Data about app and page elements:

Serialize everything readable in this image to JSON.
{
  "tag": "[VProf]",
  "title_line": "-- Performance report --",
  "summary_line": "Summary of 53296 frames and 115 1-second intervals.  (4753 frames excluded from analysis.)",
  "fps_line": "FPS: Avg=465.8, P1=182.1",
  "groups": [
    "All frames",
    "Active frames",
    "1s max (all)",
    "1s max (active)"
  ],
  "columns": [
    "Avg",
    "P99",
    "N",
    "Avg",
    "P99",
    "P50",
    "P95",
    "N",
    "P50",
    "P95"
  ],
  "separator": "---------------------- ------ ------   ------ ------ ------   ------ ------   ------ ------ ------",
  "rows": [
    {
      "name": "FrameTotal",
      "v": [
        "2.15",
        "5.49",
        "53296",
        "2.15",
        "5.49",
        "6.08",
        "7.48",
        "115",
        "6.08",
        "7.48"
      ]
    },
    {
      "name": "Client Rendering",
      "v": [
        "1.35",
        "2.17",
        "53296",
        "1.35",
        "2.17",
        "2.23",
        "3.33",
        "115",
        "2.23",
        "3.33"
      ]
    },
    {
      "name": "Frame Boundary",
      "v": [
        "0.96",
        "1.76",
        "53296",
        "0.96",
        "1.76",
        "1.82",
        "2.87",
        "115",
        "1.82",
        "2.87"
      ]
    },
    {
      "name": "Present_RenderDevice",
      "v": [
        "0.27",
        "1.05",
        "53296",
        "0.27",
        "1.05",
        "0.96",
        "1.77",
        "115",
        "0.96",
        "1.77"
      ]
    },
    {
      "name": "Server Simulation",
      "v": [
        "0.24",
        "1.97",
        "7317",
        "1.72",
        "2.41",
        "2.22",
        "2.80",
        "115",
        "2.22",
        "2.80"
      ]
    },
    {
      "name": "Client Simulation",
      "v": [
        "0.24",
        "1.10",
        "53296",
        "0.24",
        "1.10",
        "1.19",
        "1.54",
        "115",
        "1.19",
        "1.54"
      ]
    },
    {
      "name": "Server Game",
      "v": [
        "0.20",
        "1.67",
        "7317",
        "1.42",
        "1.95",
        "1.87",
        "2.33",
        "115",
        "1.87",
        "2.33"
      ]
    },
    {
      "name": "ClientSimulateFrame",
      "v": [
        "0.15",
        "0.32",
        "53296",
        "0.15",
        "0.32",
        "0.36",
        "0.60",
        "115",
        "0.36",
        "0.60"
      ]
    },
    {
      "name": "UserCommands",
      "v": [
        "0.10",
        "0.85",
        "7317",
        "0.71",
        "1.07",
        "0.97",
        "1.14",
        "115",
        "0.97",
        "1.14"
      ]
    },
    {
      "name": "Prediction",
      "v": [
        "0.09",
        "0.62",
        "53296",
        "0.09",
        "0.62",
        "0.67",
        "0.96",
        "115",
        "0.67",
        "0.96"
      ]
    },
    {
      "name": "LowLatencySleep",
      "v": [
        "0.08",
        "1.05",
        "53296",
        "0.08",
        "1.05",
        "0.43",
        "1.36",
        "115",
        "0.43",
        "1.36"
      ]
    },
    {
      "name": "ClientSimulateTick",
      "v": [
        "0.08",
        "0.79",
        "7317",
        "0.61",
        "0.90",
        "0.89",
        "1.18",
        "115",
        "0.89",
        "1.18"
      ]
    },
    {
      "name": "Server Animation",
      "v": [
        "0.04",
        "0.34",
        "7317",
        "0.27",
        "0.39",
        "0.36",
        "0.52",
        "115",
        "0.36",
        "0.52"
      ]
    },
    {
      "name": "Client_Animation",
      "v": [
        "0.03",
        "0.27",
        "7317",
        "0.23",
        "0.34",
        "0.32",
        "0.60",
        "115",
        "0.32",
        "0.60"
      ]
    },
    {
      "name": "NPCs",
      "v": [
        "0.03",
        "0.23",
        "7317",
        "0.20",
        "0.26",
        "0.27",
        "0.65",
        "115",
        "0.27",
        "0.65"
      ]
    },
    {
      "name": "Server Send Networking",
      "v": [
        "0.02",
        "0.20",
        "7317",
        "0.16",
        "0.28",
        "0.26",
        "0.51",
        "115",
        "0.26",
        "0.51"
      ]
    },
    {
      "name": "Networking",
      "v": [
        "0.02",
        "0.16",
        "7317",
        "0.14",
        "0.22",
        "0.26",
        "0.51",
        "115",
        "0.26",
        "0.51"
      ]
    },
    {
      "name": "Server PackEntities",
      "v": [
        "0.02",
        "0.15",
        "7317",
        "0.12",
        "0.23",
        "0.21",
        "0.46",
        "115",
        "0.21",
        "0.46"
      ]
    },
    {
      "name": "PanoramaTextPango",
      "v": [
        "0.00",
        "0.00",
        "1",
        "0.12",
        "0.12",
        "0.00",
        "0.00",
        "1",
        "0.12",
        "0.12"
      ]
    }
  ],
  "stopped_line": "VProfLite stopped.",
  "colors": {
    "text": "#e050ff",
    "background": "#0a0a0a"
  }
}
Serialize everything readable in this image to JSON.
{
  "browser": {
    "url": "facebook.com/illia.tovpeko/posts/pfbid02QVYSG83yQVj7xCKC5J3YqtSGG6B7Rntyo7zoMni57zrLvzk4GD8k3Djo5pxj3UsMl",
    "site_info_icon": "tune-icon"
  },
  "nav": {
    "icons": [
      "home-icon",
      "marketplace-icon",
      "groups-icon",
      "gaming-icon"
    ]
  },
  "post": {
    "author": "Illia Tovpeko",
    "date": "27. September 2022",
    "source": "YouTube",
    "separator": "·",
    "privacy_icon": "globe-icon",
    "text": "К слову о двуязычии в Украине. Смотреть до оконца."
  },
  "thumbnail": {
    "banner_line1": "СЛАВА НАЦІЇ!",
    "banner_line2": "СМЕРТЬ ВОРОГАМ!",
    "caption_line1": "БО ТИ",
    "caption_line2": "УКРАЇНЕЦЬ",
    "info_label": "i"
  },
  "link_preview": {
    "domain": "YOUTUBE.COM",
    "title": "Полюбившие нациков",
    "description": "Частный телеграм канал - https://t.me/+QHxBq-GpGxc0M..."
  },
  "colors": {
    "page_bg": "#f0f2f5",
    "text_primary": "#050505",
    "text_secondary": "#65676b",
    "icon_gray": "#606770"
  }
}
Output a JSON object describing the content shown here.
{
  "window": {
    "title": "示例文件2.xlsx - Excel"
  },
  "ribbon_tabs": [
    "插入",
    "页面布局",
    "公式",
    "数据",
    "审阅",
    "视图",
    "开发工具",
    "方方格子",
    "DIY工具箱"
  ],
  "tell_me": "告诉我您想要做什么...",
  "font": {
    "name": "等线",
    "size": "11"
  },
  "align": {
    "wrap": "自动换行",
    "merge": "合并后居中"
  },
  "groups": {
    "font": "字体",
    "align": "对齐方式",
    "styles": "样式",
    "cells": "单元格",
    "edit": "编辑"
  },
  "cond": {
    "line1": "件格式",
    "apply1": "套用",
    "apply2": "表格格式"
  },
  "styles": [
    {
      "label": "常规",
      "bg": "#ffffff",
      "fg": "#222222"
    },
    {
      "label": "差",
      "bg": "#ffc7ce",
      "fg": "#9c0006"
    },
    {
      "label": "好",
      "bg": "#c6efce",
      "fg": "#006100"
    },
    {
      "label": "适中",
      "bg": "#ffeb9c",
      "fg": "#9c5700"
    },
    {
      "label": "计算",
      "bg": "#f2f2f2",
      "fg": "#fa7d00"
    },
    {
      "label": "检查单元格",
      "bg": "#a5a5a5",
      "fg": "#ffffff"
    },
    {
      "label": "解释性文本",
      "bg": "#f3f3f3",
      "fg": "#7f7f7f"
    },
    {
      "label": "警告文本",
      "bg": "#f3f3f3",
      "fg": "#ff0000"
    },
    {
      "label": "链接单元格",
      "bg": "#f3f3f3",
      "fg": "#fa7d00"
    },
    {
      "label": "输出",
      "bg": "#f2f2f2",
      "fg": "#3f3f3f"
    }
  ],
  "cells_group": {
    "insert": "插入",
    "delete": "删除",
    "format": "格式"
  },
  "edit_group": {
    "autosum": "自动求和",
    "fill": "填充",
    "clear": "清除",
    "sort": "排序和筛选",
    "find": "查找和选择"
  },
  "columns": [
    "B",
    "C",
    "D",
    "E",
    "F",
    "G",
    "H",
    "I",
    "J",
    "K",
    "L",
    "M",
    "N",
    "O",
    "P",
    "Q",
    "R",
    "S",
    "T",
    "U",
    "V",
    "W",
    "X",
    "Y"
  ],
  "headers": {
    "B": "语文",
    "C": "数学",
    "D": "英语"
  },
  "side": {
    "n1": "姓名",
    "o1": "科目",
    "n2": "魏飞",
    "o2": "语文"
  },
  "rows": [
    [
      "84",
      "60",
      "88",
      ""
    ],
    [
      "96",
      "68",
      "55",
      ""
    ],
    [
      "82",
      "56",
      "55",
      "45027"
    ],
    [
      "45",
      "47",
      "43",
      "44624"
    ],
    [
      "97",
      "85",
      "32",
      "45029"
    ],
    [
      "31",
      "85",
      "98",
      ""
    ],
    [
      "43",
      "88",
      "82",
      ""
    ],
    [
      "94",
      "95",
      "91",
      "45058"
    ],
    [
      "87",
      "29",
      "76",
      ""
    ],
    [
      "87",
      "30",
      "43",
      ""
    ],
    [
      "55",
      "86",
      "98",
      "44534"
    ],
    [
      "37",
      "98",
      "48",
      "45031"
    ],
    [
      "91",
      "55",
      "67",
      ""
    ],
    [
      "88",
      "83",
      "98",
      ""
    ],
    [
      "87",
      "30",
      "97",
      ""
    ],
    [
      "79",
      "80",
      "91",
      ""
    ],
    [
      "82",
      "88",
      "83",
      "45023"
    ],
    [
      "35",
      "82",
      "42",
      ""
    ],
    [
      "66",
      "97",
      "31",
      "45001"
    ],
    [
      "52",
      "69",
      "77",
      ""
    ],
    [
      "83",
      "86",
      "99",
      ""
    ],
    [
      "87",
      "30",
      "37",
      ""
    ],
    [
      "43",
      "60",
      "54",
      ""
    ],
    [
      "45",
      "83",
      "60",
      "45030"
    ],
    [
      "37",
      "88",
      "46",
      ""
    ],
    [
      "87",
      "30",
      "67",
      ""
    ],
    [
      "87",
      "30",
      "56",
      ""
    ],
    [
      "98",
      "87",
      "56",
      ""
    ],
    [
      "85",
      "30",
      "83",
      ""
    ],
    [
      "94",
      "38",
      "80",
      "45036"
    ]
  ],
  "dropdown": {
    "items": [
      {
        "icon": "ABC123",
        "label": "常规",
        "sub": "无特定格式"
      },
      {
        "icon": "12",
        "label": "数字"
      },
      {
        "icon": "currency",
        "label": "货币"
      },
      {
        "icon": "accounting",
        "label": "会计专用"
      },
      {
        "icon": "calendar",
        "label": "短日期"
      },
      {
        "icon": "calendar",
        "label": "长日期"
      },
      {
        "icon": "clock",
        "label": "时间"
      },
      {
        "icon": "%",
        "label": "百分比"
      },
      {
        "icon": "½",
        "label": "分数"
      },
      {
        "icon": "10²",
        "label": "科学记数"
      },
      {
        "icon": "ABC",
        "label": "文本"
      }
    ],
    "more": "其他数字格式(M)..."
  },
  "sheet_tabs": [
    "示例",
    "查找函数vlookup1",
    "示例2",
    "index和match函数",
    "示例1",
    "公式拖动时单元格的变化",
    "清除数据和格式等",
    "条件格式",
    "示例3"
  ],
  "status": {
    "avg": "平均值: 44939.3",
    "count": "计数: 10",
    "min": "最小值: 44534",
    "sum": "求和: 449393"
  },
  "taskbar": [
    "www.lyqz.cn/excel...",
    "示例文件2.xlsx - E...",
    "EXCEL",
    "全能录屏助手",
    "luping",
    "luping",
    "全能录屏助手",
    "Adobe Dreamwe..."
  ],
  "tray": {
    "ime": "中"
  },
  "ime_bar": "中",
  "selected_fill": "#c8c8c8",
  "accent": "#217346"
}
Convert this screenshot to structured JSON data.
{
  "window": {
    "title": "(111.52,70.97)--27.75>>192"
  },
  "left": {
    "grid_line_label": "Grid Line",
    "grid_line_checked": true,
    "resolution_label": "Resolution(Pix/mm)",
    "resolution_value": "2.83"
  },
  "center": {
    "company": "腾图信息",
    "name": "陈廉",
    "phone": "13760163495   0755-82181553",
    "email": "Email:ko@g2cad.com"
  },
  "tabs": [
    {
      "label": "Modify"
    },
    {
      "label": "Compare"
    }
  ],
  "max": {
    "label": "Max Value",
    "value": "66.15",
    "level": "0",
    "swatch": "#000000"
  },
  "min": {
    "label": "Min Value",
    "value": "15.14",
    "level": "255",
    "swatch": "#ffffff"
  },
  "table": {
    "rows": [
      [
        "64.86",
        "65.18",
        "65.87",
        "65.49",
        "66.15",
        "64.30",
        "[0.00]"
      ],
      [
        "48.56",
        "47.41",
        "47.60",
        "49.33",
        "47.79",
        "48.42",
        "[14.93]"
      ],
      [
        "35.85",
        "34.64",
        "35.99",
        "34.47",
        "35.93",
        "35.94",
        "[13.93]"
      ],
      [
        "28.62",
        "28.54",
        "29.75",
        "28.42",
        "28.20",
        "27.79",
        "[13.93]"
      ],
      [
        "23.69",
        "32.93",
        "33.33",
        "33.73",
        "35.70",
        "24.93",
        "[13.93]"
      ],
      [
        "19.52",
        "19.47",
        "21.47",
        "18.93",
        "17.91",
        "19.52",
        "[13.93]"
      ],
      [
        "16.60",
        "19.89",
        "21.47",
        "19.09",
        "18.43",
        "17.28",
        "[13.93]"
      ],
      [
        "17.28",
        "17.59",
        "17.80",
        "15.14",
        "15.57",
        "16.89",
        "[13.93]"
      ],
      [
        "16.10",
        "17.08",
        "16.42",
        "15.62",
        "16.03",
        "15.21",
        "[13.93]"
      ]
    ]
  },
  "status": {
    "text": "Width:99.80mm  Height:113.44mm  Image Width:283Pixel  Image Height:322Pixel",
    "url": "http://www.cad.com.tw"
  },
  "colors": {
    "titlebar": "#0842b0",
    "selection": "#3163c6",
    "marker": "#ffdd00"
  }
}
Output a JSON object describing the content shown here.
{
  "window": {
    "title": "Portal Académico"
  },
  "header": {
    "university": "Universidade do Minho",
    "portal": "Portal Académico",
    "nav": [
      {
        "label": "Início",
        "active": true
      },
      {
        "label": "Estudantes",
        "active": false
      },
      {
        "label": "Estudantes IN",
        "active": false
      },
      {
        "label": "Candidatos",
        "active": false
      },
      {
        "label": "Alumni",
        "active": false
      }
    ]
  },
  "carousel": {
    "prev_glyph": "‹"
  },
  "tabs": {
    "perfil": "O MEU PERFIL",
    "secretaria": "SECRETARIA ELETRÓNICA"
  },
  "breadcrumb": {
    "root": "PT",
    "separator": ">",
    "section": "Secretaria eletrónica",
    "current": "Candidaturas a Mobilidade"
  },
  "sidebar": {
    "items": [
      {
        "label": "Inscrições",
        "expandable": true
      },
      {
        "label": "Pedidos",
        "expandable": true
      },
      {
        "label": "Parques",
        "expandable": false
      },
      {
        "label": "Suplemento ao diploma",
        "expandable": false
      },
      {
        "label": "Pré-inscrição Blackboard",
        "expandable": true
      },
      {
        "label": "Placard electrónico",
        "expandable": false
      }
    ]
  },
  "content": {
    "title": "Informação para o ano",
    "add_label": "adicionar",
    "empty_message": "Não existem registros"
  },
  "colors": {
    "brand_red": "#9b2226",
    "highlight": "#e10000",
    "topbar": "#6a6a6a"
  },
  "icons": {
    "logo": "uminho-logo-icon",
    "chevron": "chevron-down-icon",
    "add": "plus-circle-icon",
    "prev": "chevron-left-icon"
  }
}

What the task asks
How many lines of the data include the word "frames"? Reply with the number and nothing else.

Problem solution
3